Building good wardrobe is like making a good sitcom. You assemble elements you think have the right chemistry, refine the vibe over seasons, and see how it all plays out in different situations. Over time, the characters (stay with me here) become familiar; you know what works together and what doesn’t, and your audience knows what to expect. Sometimes, you introduce something bold and new; sometimes it works–Rob Lowe and Adam Scott brought new energy to Parks and Rec–and sometimes Poochie has to return to his home planet.
Brett, a TV critic and pop culture journalist in New York, has had his basic cast in place for a long time. “I’ve dressed more or less the same since I was a freshman in high school. A denim jacket, Hawaiian print, argyle and plaid and polka dot, a suit when no one asked me to wear one–those have been staples of my wardrobe for 20 years.” He’s refined his style over time, though, upgrading where possible and getting more comfortable trying different ideas.
About a decade ago, Brett found a style northstar (or consience) in actor Martin Freeman. “In my early 20s, my goal was to dress like all five Strokes at once. Discovering Martin Freeman’s personal style choices was a major turning point in how I look at clothes. I was always self-conscious about being 5’6″ and gray-haired, but Freeman–who is both of those things–showed me I could look like that if I tried.” He checks off Charles Nelson Reilly and Bob Newhart as additional style icons–he even ran a (truly awesome) Newhart style blog, The Natty Newhart.

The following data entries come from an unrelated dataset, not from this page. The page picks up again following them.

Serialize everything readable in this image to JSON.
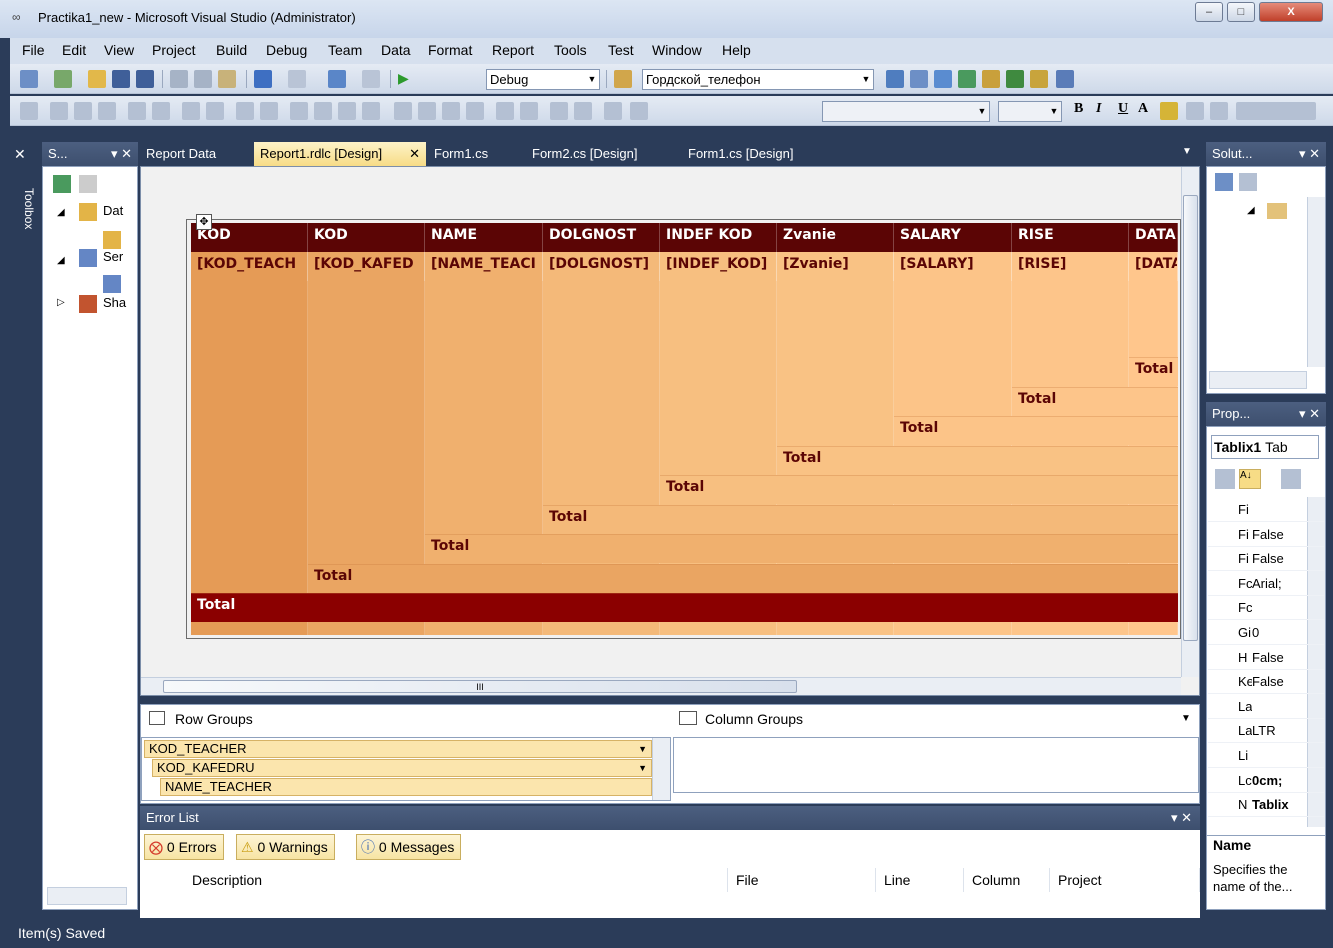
{
  "window": {
    "title": "Practika1_new - Microsoft Visual Studio (Administrator)",
    "min": "–",
    "max": "□",
    "close": "X"
  },
  "menu": [
    "File",
    "Edit",
    "View",
    "Project",
    "Build",
    "Debug",
    "Team",
    "Data",
    "Format",
    "Report",
    "Tools",
    "Test",
    "Window",
    "Help"
  ],
  "toolbar": {
    "config": "Debug",
    "target": "Гордской_телефон",
    "bold": "B",
    "italic": "I",
    "underline": "U",
    "font_a": "A"
  },
  "left_panel": {
    "toolbox_tab": "Toolbox",
    "server_explorer_title": "S...",
    "tree": [
      "Dat",
      "Ser",
      "Sha"
    ]
  },
  "tabs": [
    {
      "label": "Report Data",
      "active": false
    },
    {
      "label": "Report1.rdlc [Design]",
      "active": true
    },
    {
      "label": "Form1.cs",
      "active": false
    },
    {
      "label": "Form2.cs [Design]",
      "active": false
    },
    {
      "label": "Form1.cs [Design]",
      "active": false
    }
  ],
  "tablix": {
    "headers": [
      "KOD",
      "KOD",
      "NAME",
      "DOLGNOST",
      "INDEF KOD",
      "Zvanie",
      "SALARY",
      "RISE",
      "DATA"
    ],
    "detail": [
      "[KOD_TEACH",
      "[KOD_KAFED",
      "[NAME_TEACI",
      "[DOLGNOST]",
      "[INDEF_KOD]",
      "[Zvanie]",
      "[SALARY]",
      "[RISE]",
      "[DATA"
    ],
    "total_label": "Total",
    "scroll_marker": "III"
  },
  "groups": {
    "row_title": "Row Groups",
    "column_title": "Column Groups",
    "row_items": [
      "KOD_TEACHER",
      "KOD_KAFEDRU",
      "NAME_TEACHER"
    ]
  },
  "error_list": {
    "title": "Error List",
    "errors": "0 Errors",
    "warnings": "0 Warnings",
    "messages": "0 Messages",
    "columns": [
      "Description",
      "File",
      "Line",
      "Column",
      "Project"
    ]
  },
  "solution_panel": {
    "title": "Solut..."
  },
  "properties": {
    "title": "Prop...",
    "object": "Tablix1",
    "object_type": "Tab",
    "rows": [
      {
        "n": "Fi",
        "v": ""
      },
      {
        "n": "Fi",
        "v": "False"
      },
      {
        "n": "Fi",
        "v": "False"
      },
      {
        "n": "Fc",
        "v": "Arial;"
      },
      {
        "n": "Fc",
        "v": ""
      },
      {
        "n": "Gi",
        "v": "0"
      },
      {
        "n": "H",
        "v": "False"
      },
      {
        "n": "Ke",
        "v": "False"
      },
      {
        "n": "La",
        "v": ""
      },
      {
        "n": "La",
        "v": "LTR"
      },
      {
        "n": "Li",
        "v": ""
      },
      {
        "n": "Lc",
        "v": "0cm;"
      },
      {
        "n": "N",
        "v": "Tablix"
      }
    ],
    "desc_title": "Name",
    "desc_text": "Specifies the name of the..."
  },
  "status": "Item(s) Saved",
  "colors": {
    "header_bg": "#5b0505",
    "detail_bg": "#ffc68c",
    "total_dark": "#8b0000",
    "ide_dark": "#2b3c59"
  }
}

He also keenly aware of what his clothing choices say to others. “We use clothes to communicate who we are to the outside world and, as a gay man that was deeply closeted through college and who still can ‘pass’ for straight, I like using my choices to be proud. That’s why I default to a lot of florals, pink, and purple… and also partly why I have a mustache.”

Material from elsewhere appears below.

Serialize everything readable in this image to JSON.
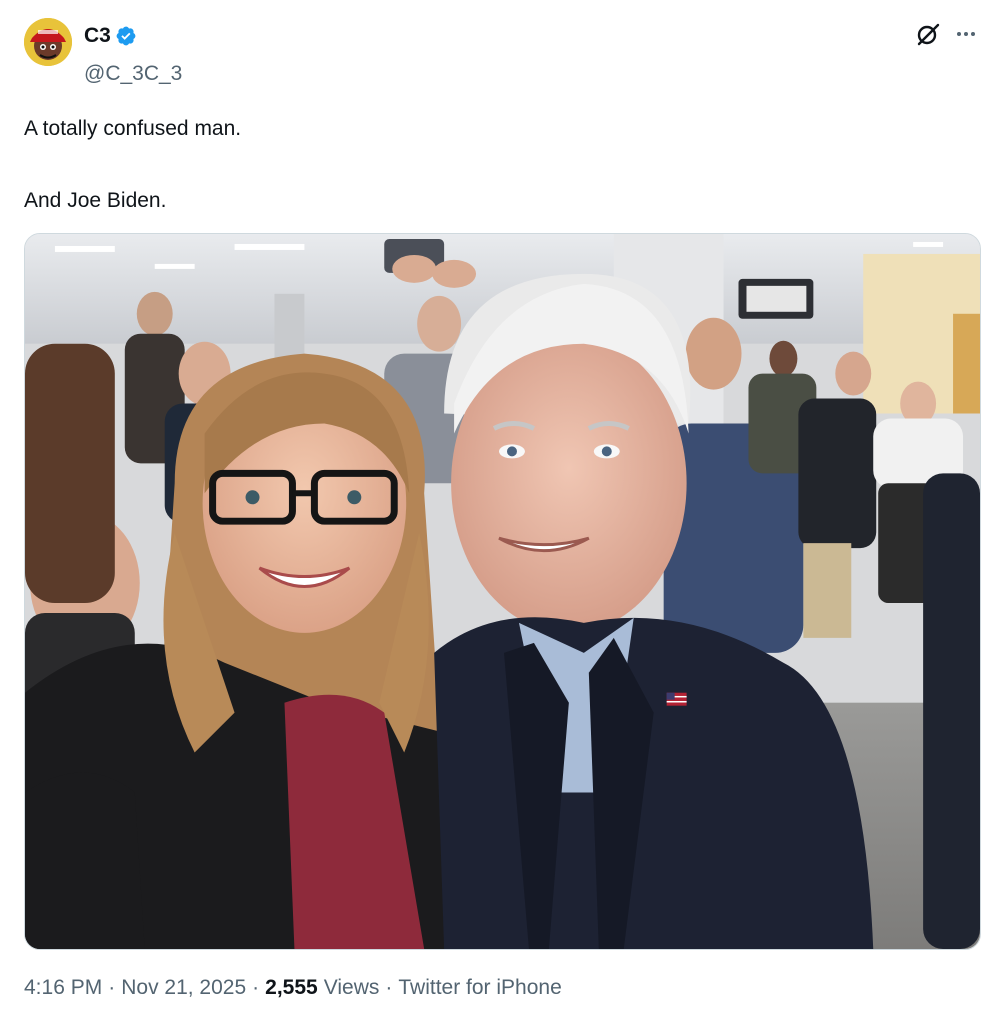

For many of us, wearing tailoring is a choice rather than an obligation. We regularly recommend building a suit and sportcoat wardrobe by starting with basic fabrics and designs (navy, gray; single breasted; not a lot of trim detail) to maximize value. If you’re just going to have one suit and one blazer, you need to make them work for the modern semi-formal occasions, where other people’s expectations are still rather narrow — weddings, funerals, job interviews.
Brett makes the case, however, for knowing what you want and therefore going for it. He told me he owns only a few suits, but wears them as much as possible. He saw a green, double-breasted suit online at Suit Supply, and ended up accidentally ordering a custom version. “I made an appointment to go in for a fitting unaware that I was making an appointment with the made-to-measure department. When I showed up, I realized I’d be plunking down twice as much money as a I planned, but my specialist (Josh B. Cooper, who I will always shout out) helped me customize the suit so that I could wear it year round. The default version was a heavier green wool, but I was able to get it custom made in that same shade in a lighter fabric, and half-lined. Way more usable year round.”
“It’s the most expensive thing I own, and I find every. single. excuse. to wear it.”